My thanks go out to Susan Grubbs for responding to my letter to the editor re: "Children 'may have the answer' to gun violence."
First of all, she "respectfully" disagreed with my position. That in and of itself is an excellent beginning point for a civil discussion on this or any topic. She also went on to reinforce my underlying premise relative to the survey, that most high-school-aged kids can be approached by any sophisticated, agenda-prone survey taker and the result the administrator of that survey is looking for will prevail whether it is the NRA, Gun Control, Inc. or National Right to Life.
And I agree that the responses from the kids to the questions will reflect their family and social values. We are not at odds over that point. My concern from the outset is the methodology, application, and formulation of the questions in the survey, and if that survey's results should be given serious consideration in making critical socio/political decisions.
I could perhaps make my point by asking, if most Americans would give much credence to a survey conducted with high-school-aged kids regarding their thoughts relative to, say, violence in video games. Appreciating of course that the survey would be conducted by the producers/marketers of such games and their questions would be phrased to illicit an answer appropriate to the desired results.
"Hey mom and dad!
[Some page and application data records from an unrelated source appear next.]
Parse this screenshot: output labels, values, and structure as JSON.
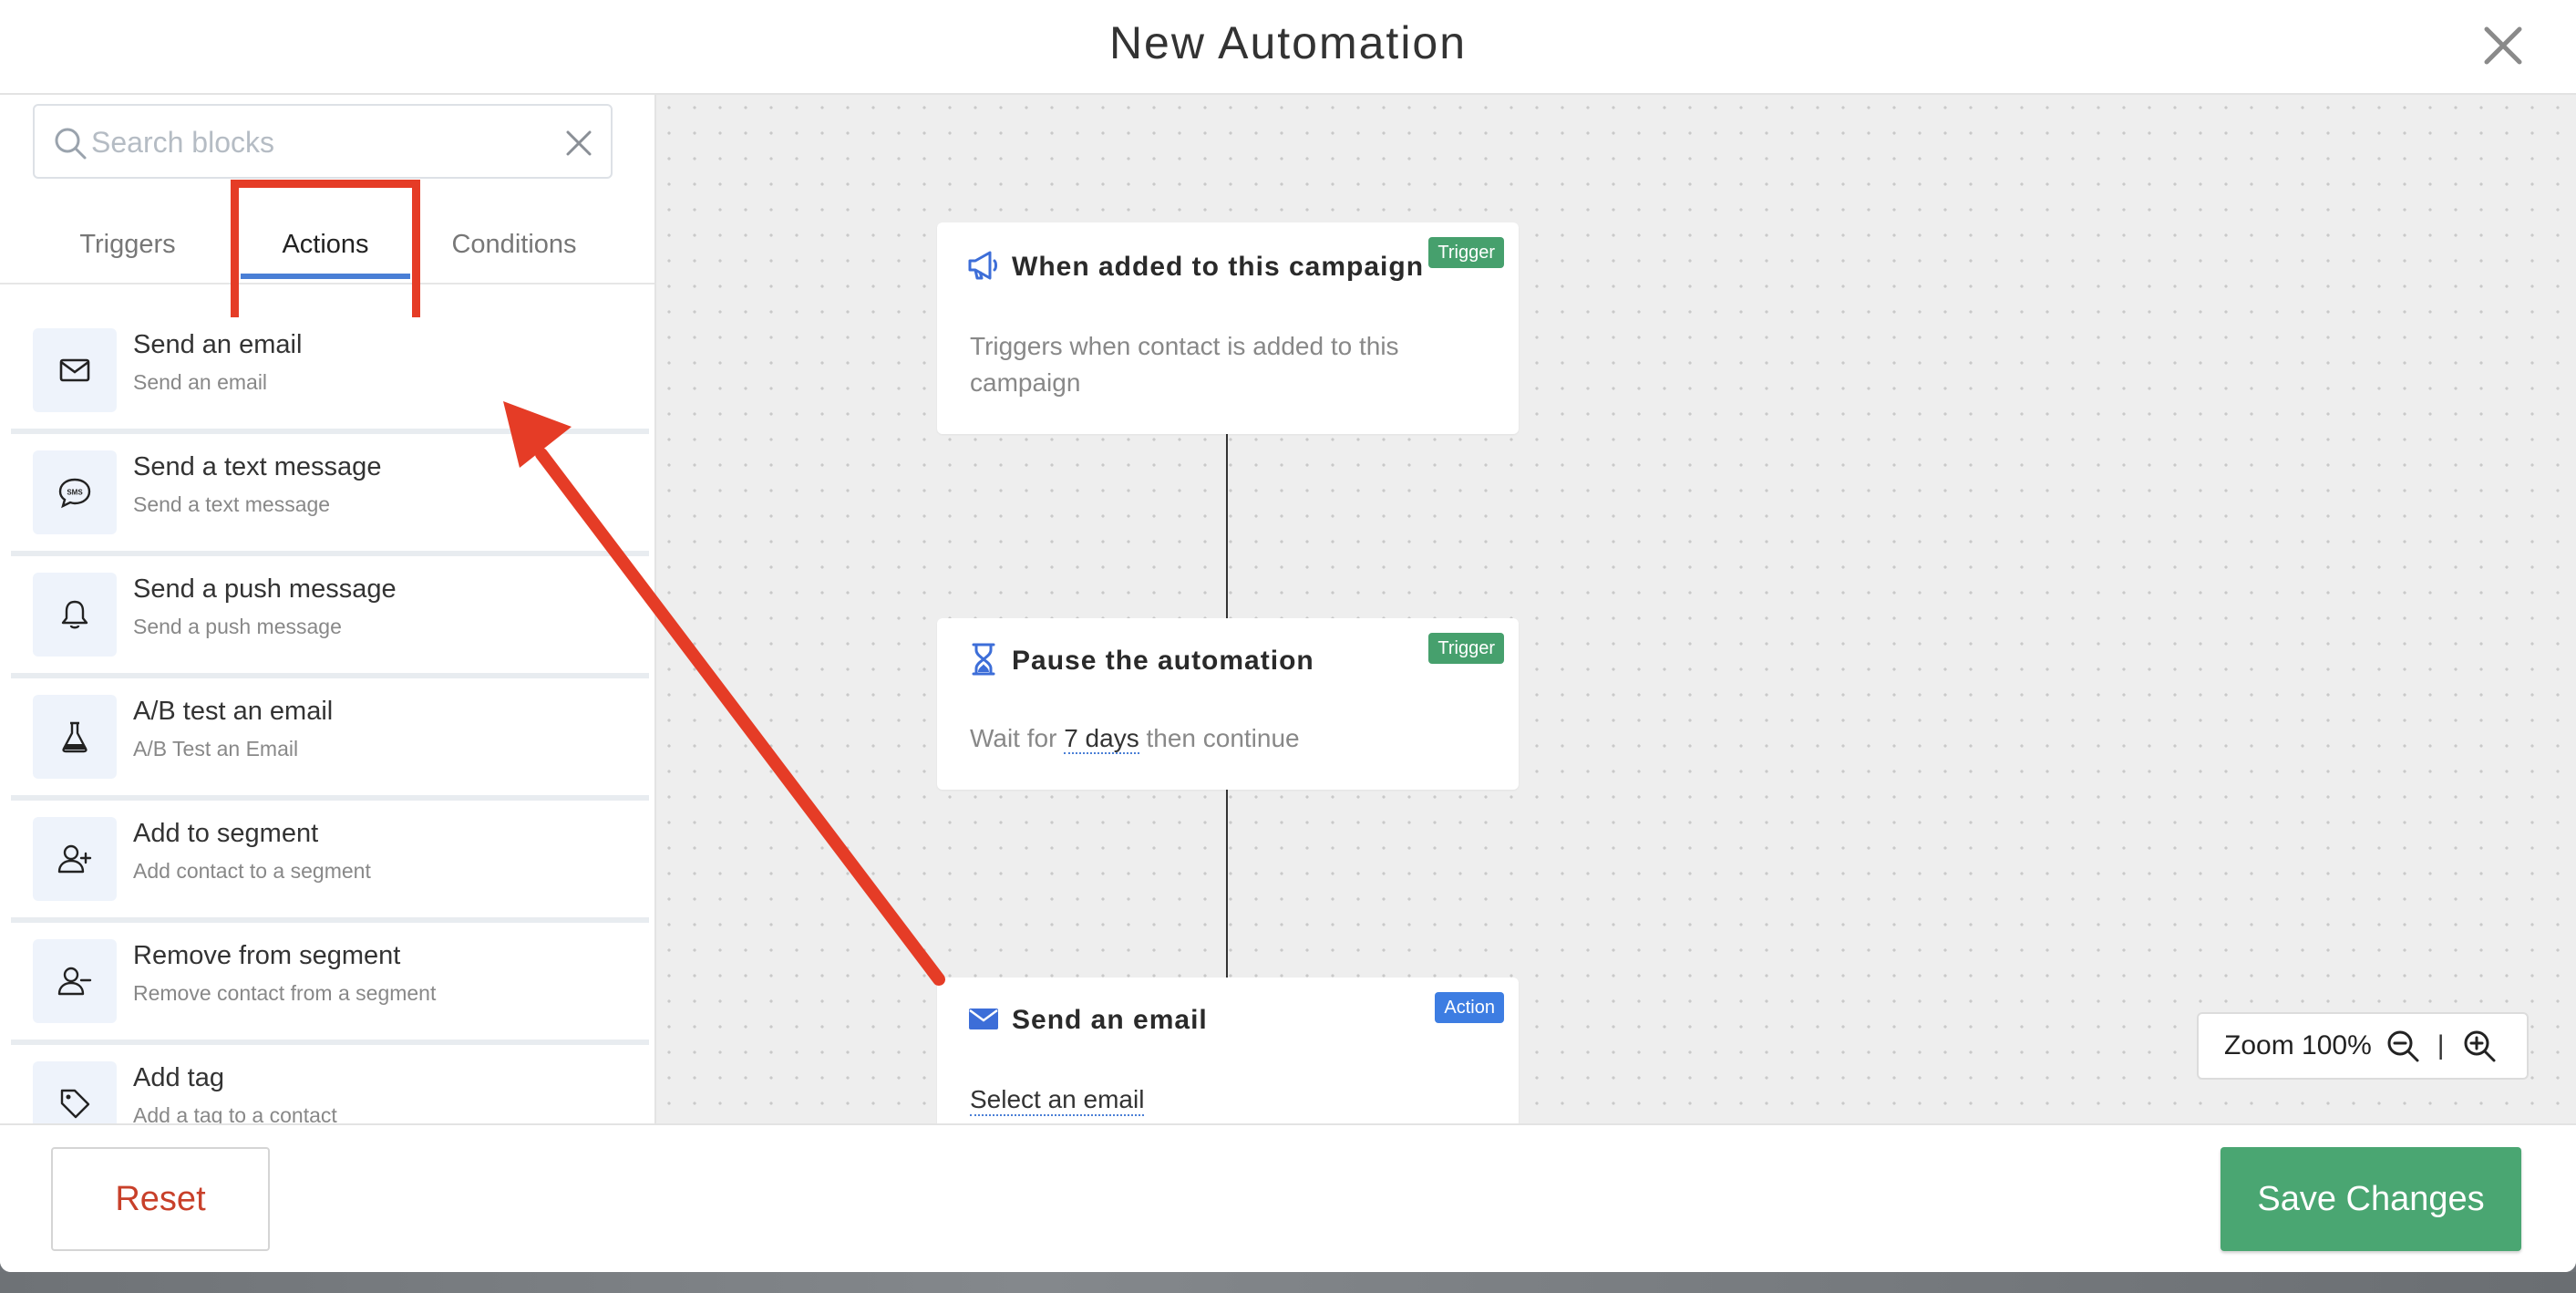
{
  "header": {
    "title": "New Automation"
  },
  "search": {
    "placeholder": "Search blocks",
    "value": ""
  },
  "tabs": [
    {
      "label": "Triggers",
      "active": false
    },
    {
      "label": "Actions",
      "active": true
    },
    {
      "label": "Conditions",
      "active": false
    }
  ],
  "blocks": [
    {
      "title": "Send an email",
      "subtitle": "Send an email",
      "icon": "envelope-icon"
    },
    {
      "title": "Send a text message",
      "subtitle": "Send a text message",
      "icon": "sms-icon"
    },
    {
      "title": "Send a push message",
      "subtitle": "Send a push message",
      "icon": "bell-icon"
    },
    {
      "title": "A/B test an email",
      "subtitle": "A/B Test an Email",
      "icon": "flask-icon"
    },
    {
      "title": "Add to segment",
      "subtitle": "Add contact to a segment",
      "icon": "user-plus-icon"
    },
    {
      "title": "Remove from segment",
      "subtitle": "Remove contact from a segment",
      "icon": "user-minus-icon"
    },
    {
      "title": "Add tag",
      "subtitle": "Add a tag to a contact",
      "icon": "tag-icon"
    }
  ],
  "canvas": {
    "cards": [
      {
        "title": "When added to this campaign",
        "badge": "Trigger",
        "description": "Triggers when contact is added to this campaign",
        "icon": "megaphone-icon"
      },
      {
        "title": "Pause the automation",
        "badge": "Trigger",
        "description_prefix": "Wait for",
        "description_value": "7 days",
        "description_suffix": "then continue",
        "icon": "hourglass-icon"
      },
      {
        "title": "Send an email",
        "badge": "Action",
        "link": "Select an email",
        "icon": "envelope-icon"
      }
    ],
    "zoom": {
      "label": "Zoom 100%",
      "separator": "|"
    }
  },
  "footer": {
    "reset_label": "Reset",
    "save_label": "Save Changes"
  },
  "colors": {
    "accent": "#4a7fd6",
    "trigger_badge": "#46a06d",
    "action_badge": "#3d7de2",
    "save_button": "#4aa672",
    "reset_text": "#c8402a",
    "annotation_red": "#e53c26"
  }
}
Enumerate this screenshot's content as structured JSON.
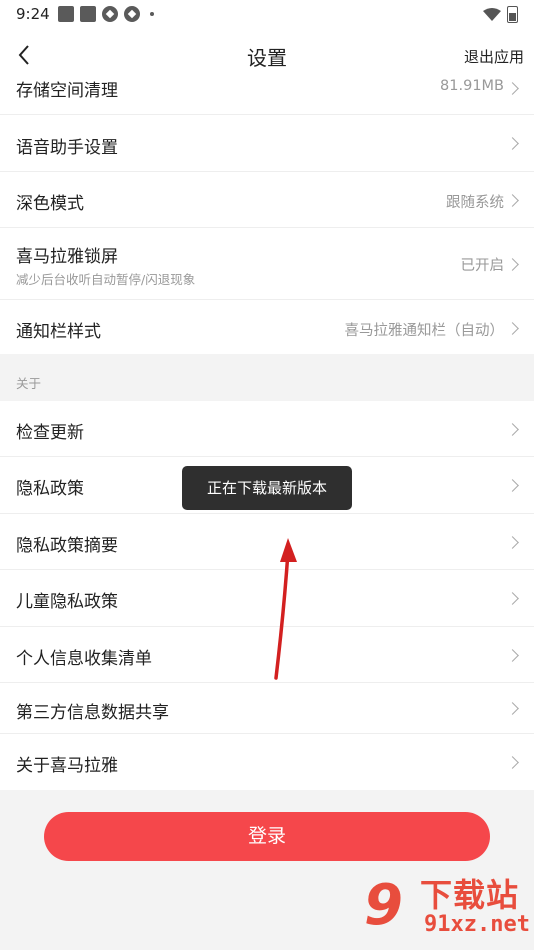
{
  "status": {
    "time": "9:24"
  },
  "header": {
    "title": "设置",
    "exit_label": "退出应用"
  },
  "settings": [
    {
      "label": "存储空间清理",
      "value": "81.91MB"
    },
    {
      "label": "语音助手设置",
      "value": ""
    },
    {
      "label": "深色模式",
      "value": "跟随系统"
    },
    {
      "label": "喜马拉雅锁屏",
      "sub": "减少后台收听自动暂停/闪退现象",
      "value": "已开启"
    },
    {
      "label": "通知栏样式",
      "value": "喜马拉雅通知栏（自动）"
    }
  ],
  "about": {
    "section_label": "关于",
    "items": [
      {
        "label": "检查更新"
      },
      {
        "label": "隐私政策"
      },
      {
        "label": "隐私政策摘要"
      },
      {
        "label": "儿童隐私政策"
      },
      {
        "label": "个人信息收集清单"
      },
      {
        "label": "第三方信息数据共享"
      },
      {
        "label": "关于喜马拉雅"
      }
    ]
  },
  "toast": {
    "text": "正在下载最新版本"
  },
  "login": {
    "label": "登录"
  },
  "watermark": {
    "top": "下载站",
    "bottom": "91xz.net",
    "nine": "9"
  },
  "colors": {
    "accent": "#f5474b",
    "background": "#f3f3f3",
    "toast": "#2f2f2f",
    "arrow": "#d32020"
  }
}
Your kids love violent video games by a nine to one margin. Why aren't you moms and dads more supportive of the kids' opinions?
"Hey kids! Do you think violence in video games and movies leads to violent behavior in kids, as some are saying?"
"Naw, man. I play those games all the time and I haven't killed anybody, so that premise is all bogus."
I think you begin to see my point.
My final point would be that Ms. Grubbs should examine the FBI/Justice Department statistics relative to gun violence in this country. They are available on their respective Web sites. Making exception for the notoriously publicized exceptions, gun violence in this country has been on the decline for the last two decades.
Not that we should rest until it is zero, but I believe Ms. Grubbs touched on the key relative to the kids' "experience" with regard to these tragedies, and that was "through the telling of such violence in the news." Sometimes the "media" also have agendas and therefore make graphic use of tragic social incidents to further their agendas. The Roundup is not immune from that approach.
Final thought: God bless all the children. And may their lives be violence free.
Ron Hamric, Pine